“Damien you may be hard on Buddhism but I like Buddhism (as my name might depict), and since it’s not actually a religion (no gods), I don’t condemn it. They teach that you are a ‘god.’ That’s fine by me.” – Challenger
 
My Response, “Buddhism has gods its just that they do little to nothing junda like polytheistic deism; without asserting gods or goddesses created the universe”
 
“Buddhist texts assert that rebirth can occur in six realms of existence, namely three good realms (heavenly, demi-god, human) and three evil realms (animal, hungry ghosts, hellish).[note 12] Samsara ends if a person attains nirvana, the “blowing out” of the desires and the gaining of true insight into impermanence and non-self reality. The Buddhist traditions have traditionally disagreed on what it is in a person that is reborn, as well as how quickly the rebirth occurs after each death. Some Buddhist traditions assert that “no self” doctrine means that there is no perduring self, but there is avacya (inexpressible) self which migrates from one life to another. The majority of Buddhist traditions, in contrast, assert that vijñāna (a person’s consciousness) though evolving, exists as a continuum and is the mechanistic basis of what undergoes rebirth, rebecoming and redeath.[52][100] The rebirth depends on the merit or demerit gained by one’s karma, as well as those accrued on one’s behalf by a family member.
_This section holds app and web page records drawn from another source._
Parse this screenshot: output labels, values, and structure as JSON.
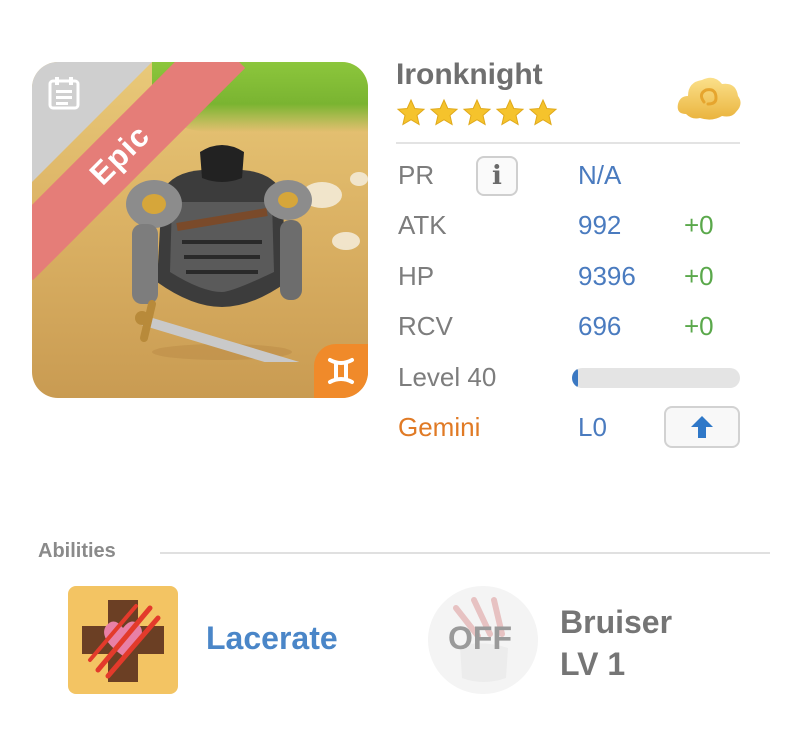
{
  "hero": {
    "rarity": "Epic",
    "name": "Ironknight",
    "stars": 5,
    "zodiac_icon": "gemini-icon",
    "element_icon": "cloud-icon"
  },
  "stats": {
    "pr": {
      "label": "PR",
      "value": "N/A"
    },
    "atk": {
      "label": "ATK",
      "value": "992",
      "bonus": "+0"
    },
    "hp": {
      "label": "HP",
      "value": "9396",
      "bonus": "+0"
    },
    "rcv": {
      "label": "RCV",
      "value": "696",
      "bonus": "+0"
    },
    "level": {
      "label": "Level 40",
      "progress": 0.02
    },
    "zodiac": {
      "label": "Gemini",
      "value": "L0"
    }
  },
  "abilities": {
    "title": "Abilities",
    "active": {
      "name": "Lacerate"
    },
    "passive": {
      "status": "OFF",
      "name": "Bruiser",
      "level": "LV 1"
    }
  },
  "colors": {
    "rarity_ribbon": "#e57d78",
    "stat_value": "#4a7bbf",
    "stat_bonus": "#5aa84b",
    "zodiac_label": "#e07a25"
  }
}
Each rebirth takes place within one of five realms according to Theravadins, or six according to other schools – heavenly, demi-gods, humans, animals, hungry ghosts and hellish. In East Asian and Tibetan Buddhism, rebirth is not instantaneous, and there is an intermediate state (Tibetan “bardo”) between one life and the next. The orthodox Theravada position rejects the wait, and asserts that rebirth of a being is immediate. However there are passages in the Samyutta Nikaya of the Pali Canon that seem to lend support to the idea that the Buddha taught of an intermediate stage between one life and the next.” Ref